Moving a business or opening a new office is a complex operation, and the ability to make a smooth IT transition is critical for reducing downtime, maintaining productivity and avoiding frustration for employees and clients.
“Moving is a formidable task,” says Shawn Sturgeon, sales engineer manager at Time Warner Cable Business Class. “A business can prepare by carefully planning how IT systems will be disconnected, relocated and installed at the new location. The key is to minimize the risk of downtime, which can be a serious financial and customer-relationship threat.”
Planning is critical to the success of a move, and Sturgeon emphasizes the importance of documenting IT processes and involving the right technology staff, from the chief information officer to network administrators. Ultimately, the key is to manage technology in such a way that customers will not notice the move, as their calls will continue to be answered and their needs tended to, their e-mails will arrive without error and the company will continue to provide service.
Smart Business spoke with Sturgeon about how to effectively manage technology when moving or opening new offices, from the initial planning to the decommissioning of old equipment.

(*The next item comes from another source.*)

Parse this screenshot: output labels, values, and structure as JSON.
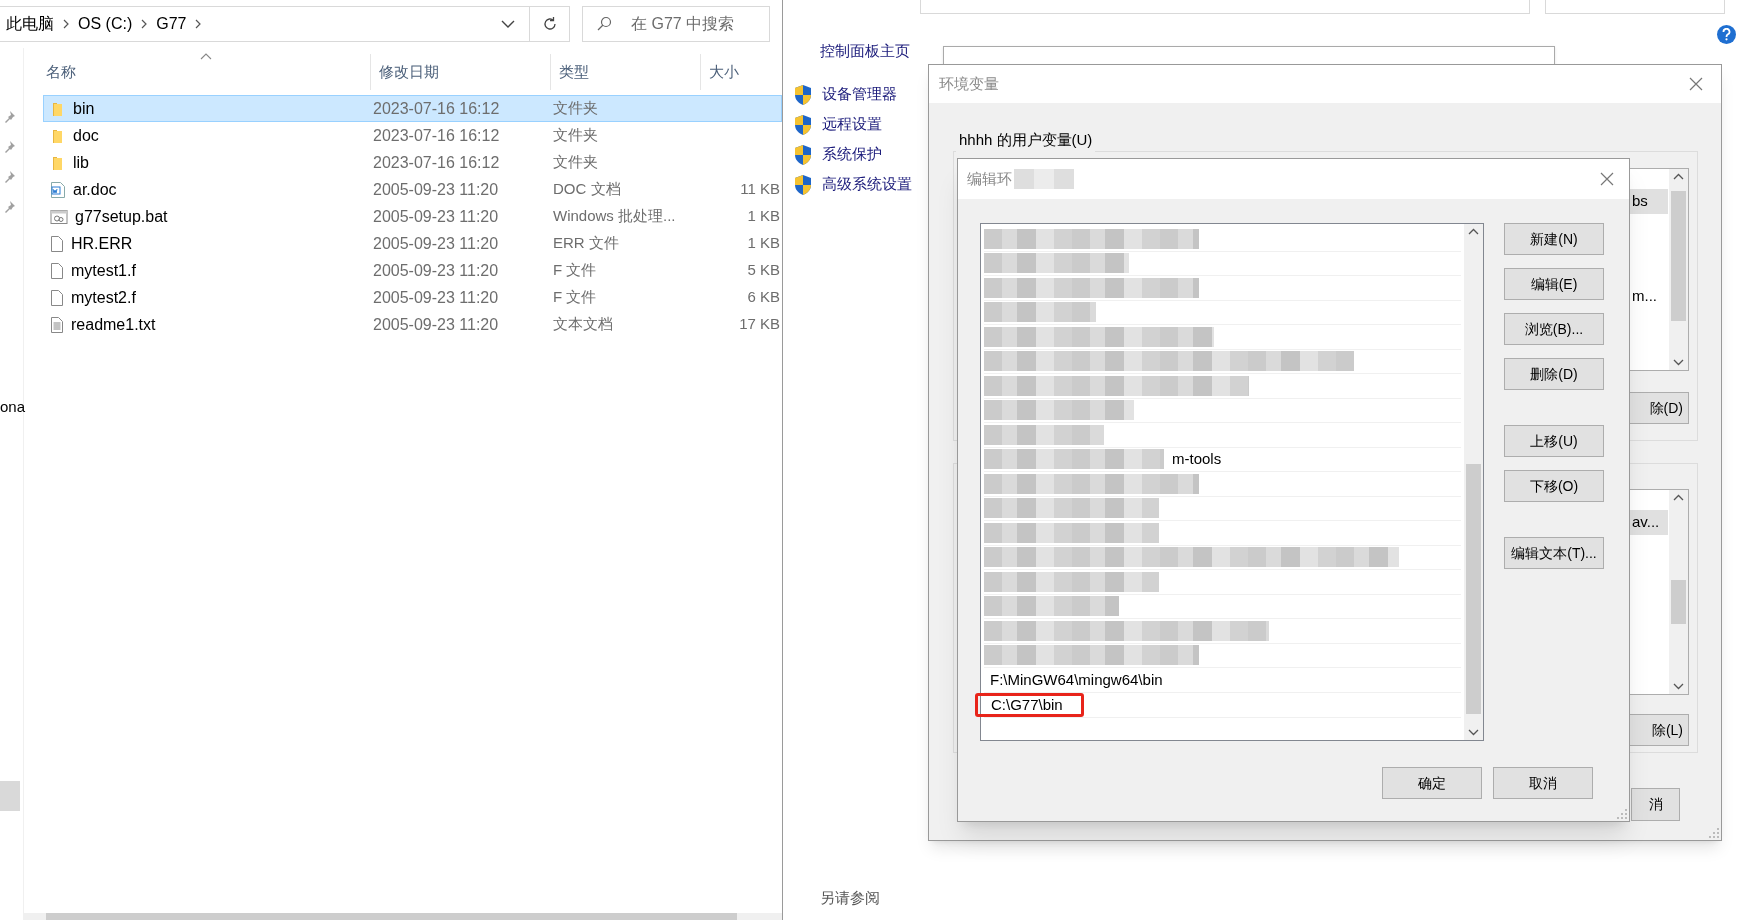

What should businesses consider as they are planning a move to ensure a smooth IT transition?
Companies that keep detailed documentation of their IT systems and processes will find it easier to prepare for a move than those that do not put these integral business operations in writing. As a standard course of business, you should maintain a solid library of documentation that identifies what systems the company runs and what services the business uses.
What is included in the company’s IT inventory? What telephone lines exist, and what lines do these phones ring to when dialed? What contracts with external IT resources does the company hold? Who is responsible for managing specific technology roles, and what do those jobs include?
Proper documentation not only impacts your ability to manage technology during a move, but it can also reduce turnover in IT staff and ensure that the company maintains its IT intelligence if a key technology employee leaves the business. Because if your network administrator or IT manager leaves, does anyone know how to keep technology operations running? Your documentation will lay the groundwork for a moving plan.
While planning, begin to take inventory of what IT infrastructure you will move to the new location and what equipment you will retire. Will you need to buy more equipment? What services will you transfer, and will you need different or more IT services? What providers do you currently work with, and will you transfer this business when you move?
Begin planning as much in advance as possible, and be sure to communicate openly with technology staff and all employees so there is an understanding of what will happen on move day.
Who should be involved in the IT system moving process?
A key part of planning is identifying who is involved in the moving process and the role of each individual. In advance, identify who will be involved in the move from top level down to the workstation level with the people who will physically move the equipment and set it up.
Generally speaking, in large organizations, the chief information officer will head up the team, including an IT director down to telecom managers, IT managers and network administrators. In smaller firms, there might be a single person responsible for IT operations who oversees the move. Additionally, external resources will assist with the move in various capacities. These might include systems integrators that manage day-to-day operations of servers and applications, and service providers, such as telephone system vendors, Internet providers, wireless network providers, etc.
How can a technology move be executed to minimize downtime and frustration?
While there is certain to be some downtime during a move, the key is to minimize the time during which your business is disconnected. Identify, based on team members, how much time is required to set up each workstation. Then decide the best time to move, whether that is during a weekend or a weekday night.
Timing will likely depend on how quickly you can make the move and on the complexity of your move. Decide who will physically move the equipment — movers who specialize in IT relocation, or internal staff? Once equipment and service have arrived at the new location, who will put them in place and connect them, and how will they be tested to be sure all technology is operational?
How can a business securely decommission technology that isn’t going to make the move?
What will you do with old servers or systems you decide to no longer use after the move? You need a plan for how to decommission this equipment and how to ‘clean’ it to ensure that there is no business-critical information left on hard drives, servers and other hardware. There are agencies that specialize in disposing of IT equipment so be sure to ask them how they manage to do this securely. Along the same lines, determine what services must be disconnected at your old business location. Otherwise, you could end up paying double for services that were not cancelled.
Moving technology is a complex feat, but by involving a team of responsible individuals who understand their role in the moving process and employing outside vendors such as trusted service providers that understand your technology needs, you can make the process go smoothly and reduce costly downtime.
Shawn Sturgeon is a sales engineer manager for Time Warner Cable Business Class Midwest. Reach him at (330) 572-3913 or email@example.com.